The Matryoshka diamond: Unique gem with ANOTHER jewel trapped inside is discovered in Russia – and it may be over 800 MILLION years old
- Gem dubbed the Matryoshka thanks to its resemblance to the Matryoshka dolls
- The outer diamond only weighs 0.62 carats, and the inner diamond 0.02 carats
- Experts suggest that the internal diamond grew first, and the external one was formed during subsequent stages of growth
An unusual diamond with another diamond trapped inside has been discovered in Russia, and may be over 800 million years old.
The diamond has the dubbed the Matryoshka diamond, thanks to its resemblance to the traditional Russian Matryoshka dolls – a set of wooden dolls of decreasing size placed one inside another.
Experts are still unclear on how the strange gem formed, but believe this is the first of its kind in the history of global diamond mining.
Oleg Kovalchuk, Deputy Director for innovations at ALROSA’s Research and Development Geological Enterprise, said: ‘As far as we know, there were no such diamonds in the history of global diamond mining yet.
‘This is really a unique creation of nature, especially since nature does not like emptiness. Usually, some minerals are replaced by others without cavity formation.’
It remains unclear how much the unusual diamond could be worth.
The diamond was mined in Yakutia at the Nyurba mining and processing division of ALROSA.
While it has a highly complex structure, the outer diamond only weighs 0.62 carats (0.124 grams), and has dimensions of just 4.8 x 4.9 x 2.8 mm (0.18 x 0.19 x 0.11 inches).
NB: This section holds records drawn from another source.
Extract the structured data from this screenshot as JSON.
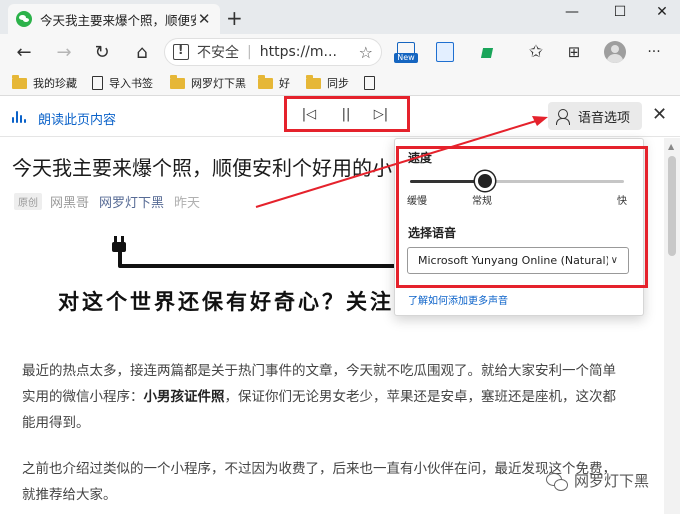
{
  "tab": {
    "title": "今天我主要来爆个照，顺便安利个小",
    "close_glyph": "✕",
    "new_tab_glyph": "+"
  },
  "window": {
    "minimize": "—",
    "maximize": "☐",
    "close": "✕"
  },
  "toolbar": {
    "back_glyph": "←",
    "forward_glyph": "→",
    "reload_glyph": "↻",
    "home_glyph": "⌂",
    "insecure_label": "不安全",
    "separator": "|",
    "url": "https://m...",
    "ext_new_label": "New",
    "menu_glyph": "···"
  },
  "bookmarks": [
    {
      "label": "我的珍藏",
      "type": "folder"
    },
    {
      "label": "导入书签",
      "type": "page"
    },
    {
      "label": "网罗灯下黑",
      "type": "folder"
    },
    {
      "label": "好",
      "type": "folder"
    },
    {
      "label": "同步",
      "type": "folder"
    },
    {
      "label": "",
      "type": "page"
    }
  ],
  "reader": {
    "read_label": "朗读此页内容",
    "prev_glyph": "|◁",
    "pause_glyph": "||",
    "next_glyph": "▷|",
    "voice_options_label": "语音选项",
    "close_glyph": "✕"
  },
  "article": {
    "title": "今天我主要来爆个照，顺便安利个好用的小",
    "original_badge": "原创",
    "author": "网黑哥",
    "account": "网罗灯下黑",
    "date": "昨天",
    "banner_text": "对这个世界还保有好奇心？关注",
    "para1_a": "最近的热点太多，接连两篇都是关于热门事件的文章，今天就不吃瓜围观了。就给大家安利一个简单实用的微信小程序：",
    "para1_b": "小男孩证件照",
    "para1_c": "，保证你们无论男女老少，苹果还是安卓，塞班还是座机，这次都能用得到。",
    "para2": "之前也介绍过类似的一个小程序，不过因为收费了，后来也一直有小伙伴在问，最近发现这个免费，就推荐给大家。",
    "watermark": "网罗灯下黑"
  },
  "voice_popup": {
    "speed_label": "速度",
    "speed_value": 0.35,
    "tick_slow": "缓慢",
    "tick_normal": "常规",
    "tick_fast": "快",
    "voice_label": "选择语音",
    "voice_selected": "Microsoft Yunyang Online (Natural) - Chinese",
    "chevron_glyph": "∨",
    "more_voices_link": "了解如何添加更多声音"
  },
  "colors": {
    "accent": "#0b62c9",
    "annotation_red": "#e5222c",
    "account_link": "#576b95"
  }
}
Meanwhile, its internal cavity volume is just six cubic millimetres, and the internal crystal volume is just 1.6 cubic millimetres, with an estimated weight of 0.02 carats (0.004 grams).
An unusual diamond with another diamond trapped inside has been discovered in Russia, and may be over 800 million years old
The inner diamond has a tabular shape, and has dimensions of 1.9 × 2.1 × 0.6 mm (0.07 x 0.08 x 0.02 inches).
It was discovered by specialists of the Yakutsk Diamond Trade Enterprise during a sorting process, but has now been handed over to Research and Development Geological Enterprise of ALROSA.
Experts have been studying the unusual diamond using several methods, including infrared spectroscopy and X-ray microtomography.
Experts have been studying the unusual diamond using several methods, including infrared spectroscopy and X-ray microtomography
Based on their analysis, the researchers suggest that the internal diamond grew first, and the external one was formed during subsequent stages of growth.
Mr Kovalchuk explained: ‘The most interesting thing for us was to find out how the air space between the inner and outer diamonds was formed.
‘We have two main hypotheses.
‘According to the first version, a mantle mineral captured a diamond during its growth, and later it was dissolved in the Earth’s surface.
‘According to the second version, a layer of porous polycrystalline diamond substance was formed inside the diamond because of ultra-fast growth, and more aggressive mantle processes subsequently dissolved it.
‘Due to the presence of the dissolved zone, one diamond began to move freely inside another on the principle of matryoshka nesting doll.’
HOW DO SCIENTISTS ‘GROW’ DIAMONDS IN A LABORATORY?
Diamonds fetch their lofty price tags because they form over millions of years under high pressures and temperatures deep within the Earth’s crust.
But a number of companies are now growing the gems in laboratories across the world, threatening to shake up the diamond industry.
A small ‘seed’ diamond acts as a scaffolding for the process.
Scientists first place this seed into a vacuum chamber to remove impurities from the air.
Lab-made gems are threatening to upset the diamond industry, with several companies worldwide now growing the stones for jewellery. In this image Pure Grown Diamonds CEO Lisa Bissell unveils a lab-cultivated diamond in New York in 2015
They then funnel hydrogen and methane gas heat to 3,000°C (5,400°F) into the chamber to create a highly charged gas known as plasma.
The gases rapidly break apart, releasing carbon atoms from the methane that collected on the diamond ‘seed’.
These atoms naturally copy the crystal structure of organic diamond, which is also made up of carbon atoms.
Each artificial stone grows at a rate of around 0.0002 inches (0.006mm) an hour.